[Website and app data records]
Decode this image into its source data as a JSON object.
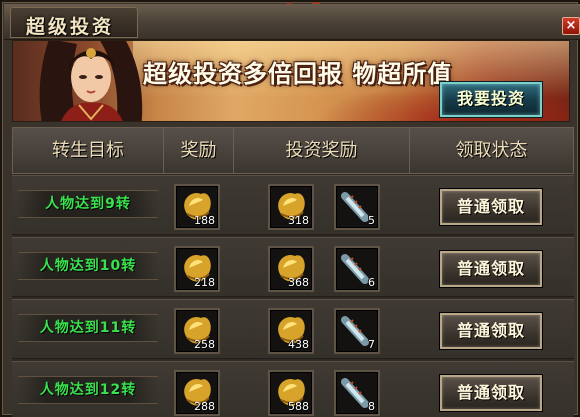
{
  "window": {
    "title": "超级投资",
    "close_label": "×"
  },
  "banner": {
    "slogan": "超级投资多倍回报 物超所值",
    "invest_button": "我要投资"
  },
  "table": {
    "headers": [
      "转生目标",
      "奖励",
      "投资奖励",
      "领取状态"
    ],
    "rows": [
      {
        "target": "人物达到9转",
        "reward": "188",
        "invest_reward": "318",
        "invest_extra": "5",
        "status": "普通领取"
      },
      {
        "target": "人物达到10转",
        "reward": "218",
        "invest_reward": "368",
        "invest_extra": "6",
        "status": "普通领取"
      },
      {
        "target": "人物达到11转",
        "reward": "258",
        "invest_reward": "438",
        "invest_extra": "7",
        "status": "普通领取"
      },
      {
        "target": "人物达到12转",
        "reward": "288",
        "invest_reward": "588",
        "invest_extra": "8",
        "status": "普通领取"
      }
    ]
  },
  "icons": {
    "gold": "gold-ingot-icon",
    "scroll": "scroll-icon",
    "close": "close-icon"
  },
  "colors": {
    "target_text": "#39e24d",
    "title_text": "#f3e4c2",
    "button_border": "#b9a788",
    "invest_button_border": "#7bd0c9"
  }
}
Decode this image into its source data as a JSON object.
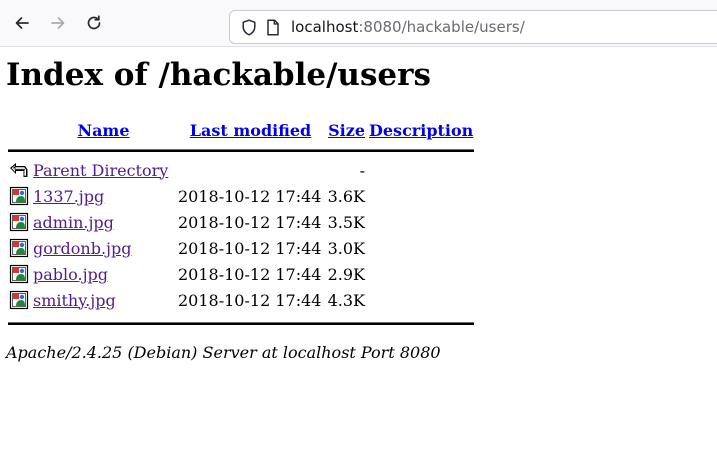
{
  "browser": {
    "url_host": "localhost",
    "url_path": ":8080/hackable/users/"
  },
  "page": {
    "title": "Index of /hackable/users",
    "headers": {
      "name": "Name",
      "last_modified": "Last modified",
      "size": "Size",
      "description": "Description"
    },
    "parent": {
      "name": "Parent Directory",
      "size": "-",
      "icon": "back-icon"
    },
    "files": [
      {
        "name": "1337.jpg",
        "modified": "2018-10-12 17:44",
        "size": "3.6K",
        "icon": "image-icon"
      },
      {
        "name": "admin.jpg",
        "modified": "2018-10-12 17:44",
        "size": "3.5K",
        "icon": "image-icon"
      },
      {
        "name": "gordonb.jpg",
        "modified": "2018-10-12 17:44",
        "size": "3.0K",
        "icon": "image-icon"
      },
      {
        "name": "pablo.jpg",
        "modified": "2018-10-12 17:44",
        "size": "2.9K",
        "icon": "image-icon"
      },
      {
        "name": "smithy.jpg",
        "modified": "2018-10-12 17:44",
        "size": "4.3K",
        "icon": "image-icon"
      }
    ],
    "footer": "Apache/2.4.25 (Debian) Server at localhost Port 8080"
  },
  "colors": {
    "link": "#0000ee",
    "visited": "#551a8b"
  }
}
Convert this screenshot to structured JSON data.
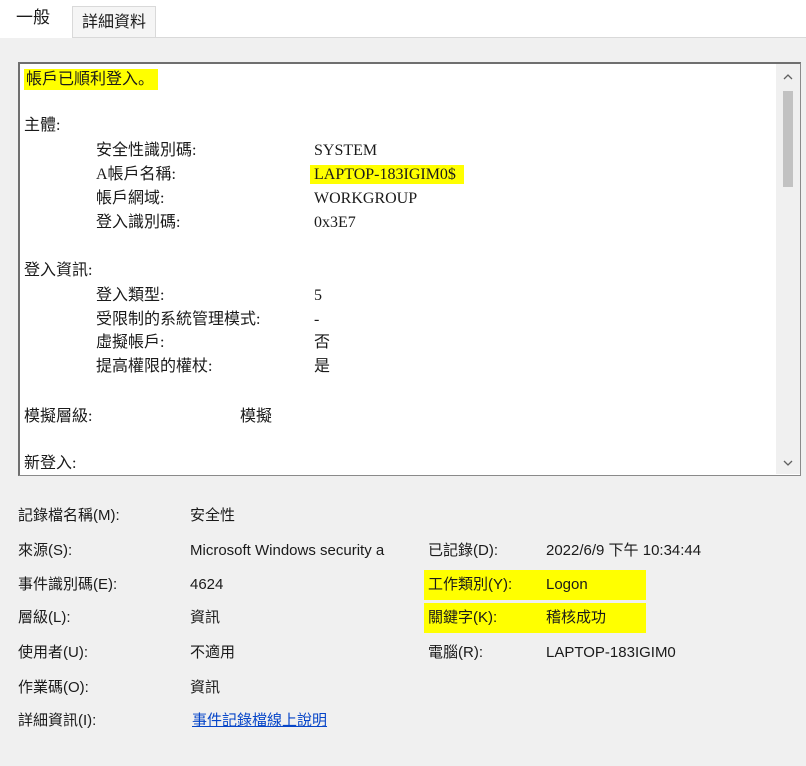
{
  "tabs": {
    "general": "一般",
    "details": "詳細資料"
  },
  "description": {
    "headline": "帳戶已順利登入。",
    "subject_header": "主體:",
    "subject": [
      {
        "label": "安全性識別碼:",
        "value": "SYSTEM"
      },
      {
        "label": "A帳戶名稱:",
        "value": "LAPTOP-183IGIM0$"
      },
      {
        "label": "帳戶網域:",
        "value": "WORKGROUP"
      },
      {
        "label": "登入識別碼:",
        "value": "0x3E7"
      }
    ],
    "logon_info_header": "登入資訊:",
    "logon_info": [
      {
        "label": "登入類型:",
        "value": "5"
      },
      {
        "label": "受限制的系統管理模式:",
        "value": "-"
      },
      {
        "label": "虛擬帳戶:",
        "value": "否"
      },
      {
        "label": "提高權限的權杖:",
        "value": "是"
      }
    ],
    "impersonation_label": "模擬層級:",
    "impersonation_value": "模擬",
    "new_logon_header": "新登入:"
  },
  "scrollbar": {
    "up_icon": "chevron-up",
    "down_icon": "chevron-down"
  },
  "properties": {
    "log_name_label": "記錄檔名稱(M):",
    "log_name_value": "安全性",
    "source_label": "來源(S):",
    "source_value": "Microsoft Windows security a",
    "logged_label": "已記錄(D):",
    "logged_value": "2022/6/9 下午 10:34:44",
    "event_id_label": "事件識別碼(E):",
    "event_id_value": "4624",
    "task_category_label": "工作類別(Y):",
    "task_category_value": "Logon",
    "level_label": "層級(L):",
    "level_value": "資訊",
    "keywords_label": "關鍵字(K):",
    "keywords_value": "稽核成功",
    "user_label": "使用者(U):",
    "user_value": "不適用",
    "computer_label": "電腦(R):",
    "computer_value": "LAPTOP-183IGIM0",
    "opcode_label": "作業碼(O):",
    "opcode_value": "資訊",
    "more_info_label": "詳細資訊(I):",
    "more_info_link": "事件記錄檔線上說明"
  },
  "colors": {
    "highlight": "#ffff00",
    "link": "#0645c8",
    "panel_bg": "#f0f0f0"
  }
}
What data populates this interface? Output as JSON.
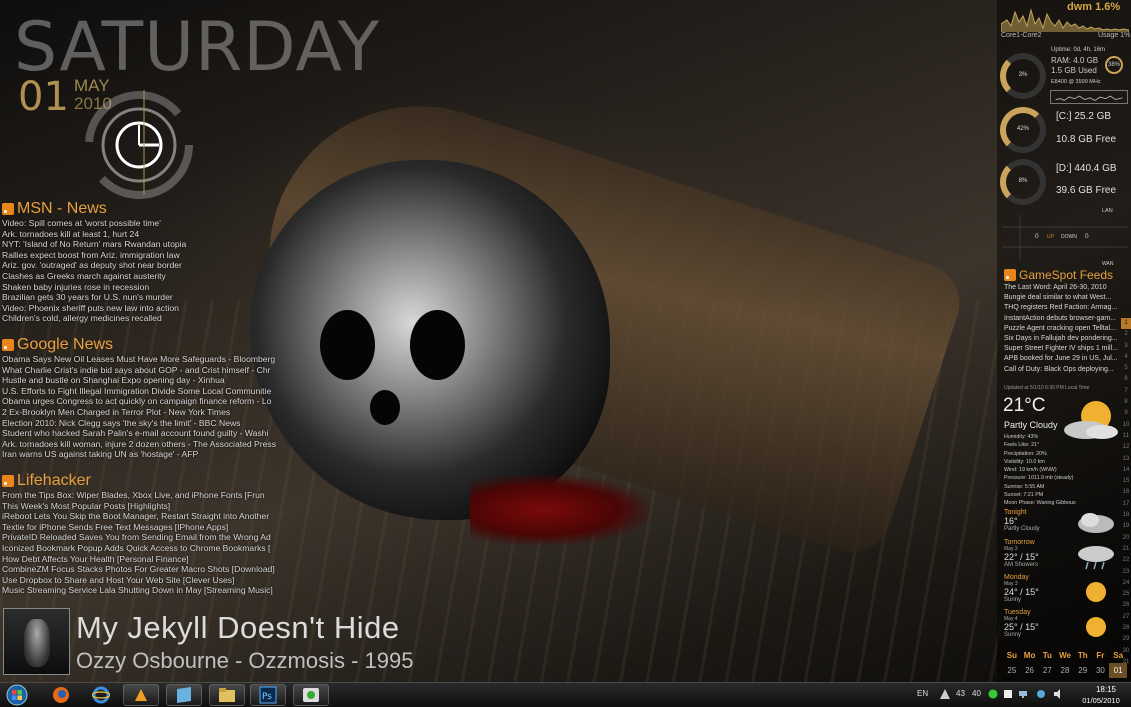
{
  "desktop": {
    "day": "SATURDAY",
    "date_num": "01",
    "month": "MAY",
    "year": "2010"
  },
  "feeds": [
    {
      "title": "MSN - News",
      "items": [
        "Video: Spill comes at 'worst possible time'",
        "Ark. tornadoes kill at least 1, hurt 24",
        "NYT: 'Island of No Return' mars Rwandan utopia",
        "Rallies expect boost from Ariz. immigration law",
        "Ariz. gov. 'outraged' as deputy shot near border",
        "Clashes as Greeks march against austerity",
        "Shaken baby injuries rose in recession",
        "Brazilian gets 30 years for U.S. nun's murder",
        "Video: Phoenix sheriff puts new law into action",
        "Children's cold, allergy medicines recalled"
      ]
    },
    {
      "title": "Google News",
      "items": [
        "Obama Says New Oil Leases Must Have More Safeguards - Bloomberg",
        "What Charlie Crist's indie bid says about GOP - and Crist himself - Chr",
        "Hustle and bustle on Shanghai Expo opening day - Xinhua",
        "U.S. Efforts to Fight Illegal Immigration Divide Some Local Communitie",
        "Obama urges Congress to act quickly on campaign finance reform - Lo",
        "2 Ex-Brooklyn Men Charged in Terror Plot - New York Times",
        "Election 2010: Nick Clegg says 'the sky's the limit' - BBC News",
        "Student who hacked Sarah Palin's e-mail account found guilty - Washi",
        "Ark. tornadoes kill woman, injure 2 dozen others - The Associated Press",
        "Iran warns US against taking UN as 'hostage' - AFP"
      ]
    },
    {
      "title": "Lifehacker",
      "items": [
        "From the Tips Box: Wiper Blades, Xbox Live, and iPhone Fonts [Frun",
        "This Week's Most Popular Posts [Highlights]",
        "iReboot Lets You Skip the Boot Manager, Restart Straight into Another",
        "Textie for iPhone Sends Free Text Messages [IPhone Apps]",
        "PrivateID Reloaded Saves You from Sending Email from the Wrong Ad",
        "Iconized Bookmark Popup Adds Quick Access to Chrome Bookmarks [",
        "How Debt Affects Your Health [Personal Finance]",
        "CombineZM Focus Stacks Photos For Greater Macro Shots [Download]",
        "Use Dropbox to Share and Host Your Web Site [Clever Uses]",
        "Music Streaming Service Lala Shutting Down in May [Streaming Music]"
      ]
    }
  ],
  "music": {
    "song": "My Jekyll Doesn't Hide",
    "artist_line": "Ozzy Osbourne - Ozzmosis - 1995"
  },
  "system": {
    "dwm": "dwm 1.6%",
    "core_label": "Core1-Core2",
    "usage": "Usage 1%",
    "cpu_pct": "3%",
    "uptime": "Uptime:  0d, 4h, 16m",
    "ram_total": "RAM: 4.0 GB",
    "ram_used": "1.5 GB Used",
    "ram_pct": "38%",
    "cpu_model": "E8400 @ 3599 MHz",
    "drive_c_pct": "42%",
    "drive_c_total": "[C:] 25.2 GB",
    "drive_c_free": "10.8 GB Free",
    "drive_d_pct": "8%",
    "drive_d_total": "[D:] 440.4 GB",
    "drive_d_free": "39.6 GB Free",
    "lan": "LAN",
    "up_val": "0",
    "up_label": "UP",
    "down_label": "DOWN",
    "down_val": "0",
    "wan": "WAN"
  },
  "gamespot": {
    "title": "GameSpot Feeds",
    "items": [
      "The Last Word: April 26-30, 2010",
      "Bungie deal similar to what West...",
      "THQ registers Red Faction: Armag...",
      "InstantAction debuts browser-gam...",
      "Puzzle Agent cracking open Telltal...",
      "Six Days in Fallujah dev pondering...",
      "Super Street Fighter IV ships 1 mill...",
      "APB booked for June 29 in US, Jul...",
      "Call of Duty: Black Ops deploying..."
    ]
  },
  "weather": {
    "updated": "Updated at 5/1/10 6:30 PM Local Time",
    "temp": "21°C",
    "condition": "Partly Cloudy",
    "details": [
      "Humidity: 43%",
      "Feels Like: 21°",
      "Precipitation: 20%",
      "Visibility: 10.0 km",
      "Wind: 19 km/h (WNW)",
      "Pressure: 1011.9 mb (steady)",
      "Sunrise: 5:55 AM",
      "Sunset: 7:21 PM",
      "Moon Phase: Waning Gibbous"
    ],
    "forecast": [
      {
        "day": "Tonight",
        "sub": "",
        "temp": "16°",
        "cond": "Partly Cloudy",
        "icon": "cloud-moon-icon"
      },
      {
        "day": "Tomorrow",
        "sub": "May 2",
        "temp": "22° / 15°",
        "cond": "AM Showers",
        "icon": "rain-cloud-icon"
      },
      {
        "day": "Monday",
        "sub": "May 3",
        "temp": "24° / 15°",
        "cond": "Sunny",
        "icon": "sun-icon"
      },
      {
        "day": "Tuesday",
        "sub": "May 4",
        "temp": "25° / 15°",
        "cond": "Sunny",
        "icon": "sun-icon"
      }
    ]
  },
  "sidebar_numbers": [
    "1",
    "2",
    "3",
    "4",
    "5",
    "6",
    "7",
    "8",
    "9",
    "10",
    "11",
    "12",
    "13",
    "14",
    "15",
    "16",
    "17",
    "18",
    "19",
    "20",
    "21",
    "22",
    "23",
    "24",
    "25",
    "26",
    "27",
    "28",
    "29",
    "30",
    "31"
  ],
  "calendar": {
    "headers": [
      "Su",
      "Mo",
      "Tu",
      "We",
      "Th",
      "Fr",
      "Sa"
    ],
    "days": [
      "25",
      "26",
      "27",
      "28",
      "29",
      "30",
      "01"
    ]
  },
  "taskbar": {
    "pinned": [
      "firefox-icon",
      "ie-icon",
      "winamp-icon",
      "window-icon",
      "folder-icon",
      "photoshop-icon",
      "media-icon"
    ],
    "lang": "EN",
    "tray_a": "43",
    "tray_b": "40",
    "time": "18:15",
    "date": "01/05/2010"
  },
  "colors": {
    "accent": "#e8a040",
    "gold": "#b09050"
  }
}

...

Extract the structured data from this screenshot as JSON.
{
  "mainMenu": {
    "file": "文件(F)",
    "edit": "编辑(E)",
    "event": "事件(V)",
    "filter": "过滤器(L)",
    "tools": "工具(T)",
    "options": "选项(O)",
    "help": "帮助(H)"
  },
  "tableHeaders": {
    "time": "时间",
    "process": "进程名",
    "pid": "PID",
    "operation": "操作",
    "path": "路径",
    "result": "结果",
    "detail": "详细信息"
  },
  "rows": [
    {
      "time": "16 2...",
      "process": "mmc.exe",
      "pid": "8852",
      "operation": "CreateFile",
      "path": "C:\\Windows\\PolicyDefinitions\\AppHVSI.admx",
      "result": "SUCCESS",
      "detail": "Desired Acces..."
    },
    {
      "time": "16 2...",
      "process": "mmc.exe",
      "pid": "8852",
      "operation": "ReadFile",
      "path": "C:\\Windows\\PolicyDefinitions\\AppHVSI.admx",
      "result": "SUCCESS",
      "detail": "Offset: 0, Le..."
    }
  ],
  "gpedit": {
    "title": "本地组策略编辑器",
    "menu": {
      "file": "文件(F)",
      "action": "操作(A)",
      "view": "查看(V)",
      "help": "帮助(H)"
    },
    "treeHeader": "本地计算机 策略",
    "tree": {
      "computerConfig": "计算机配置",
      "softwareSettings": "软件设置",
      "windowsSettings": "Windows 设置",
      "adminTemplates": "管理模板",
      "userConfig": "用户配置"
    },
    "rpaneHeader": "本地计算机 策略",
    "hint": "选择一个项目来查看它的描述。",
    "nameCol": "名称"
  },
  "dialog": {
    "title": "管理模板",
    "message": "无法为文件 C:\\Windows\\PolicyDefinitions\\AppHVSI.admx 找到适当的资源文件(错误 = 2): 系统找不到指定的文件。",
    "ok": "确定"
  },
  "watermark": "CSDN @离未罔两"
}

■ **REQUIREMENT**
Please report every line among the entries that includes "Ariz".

■ **WRITTEN SOLUTION**
        "Rallies expect boost from Ariz. immigration law",
        "Ariz. gov. 'outraged' as deputy shot near border",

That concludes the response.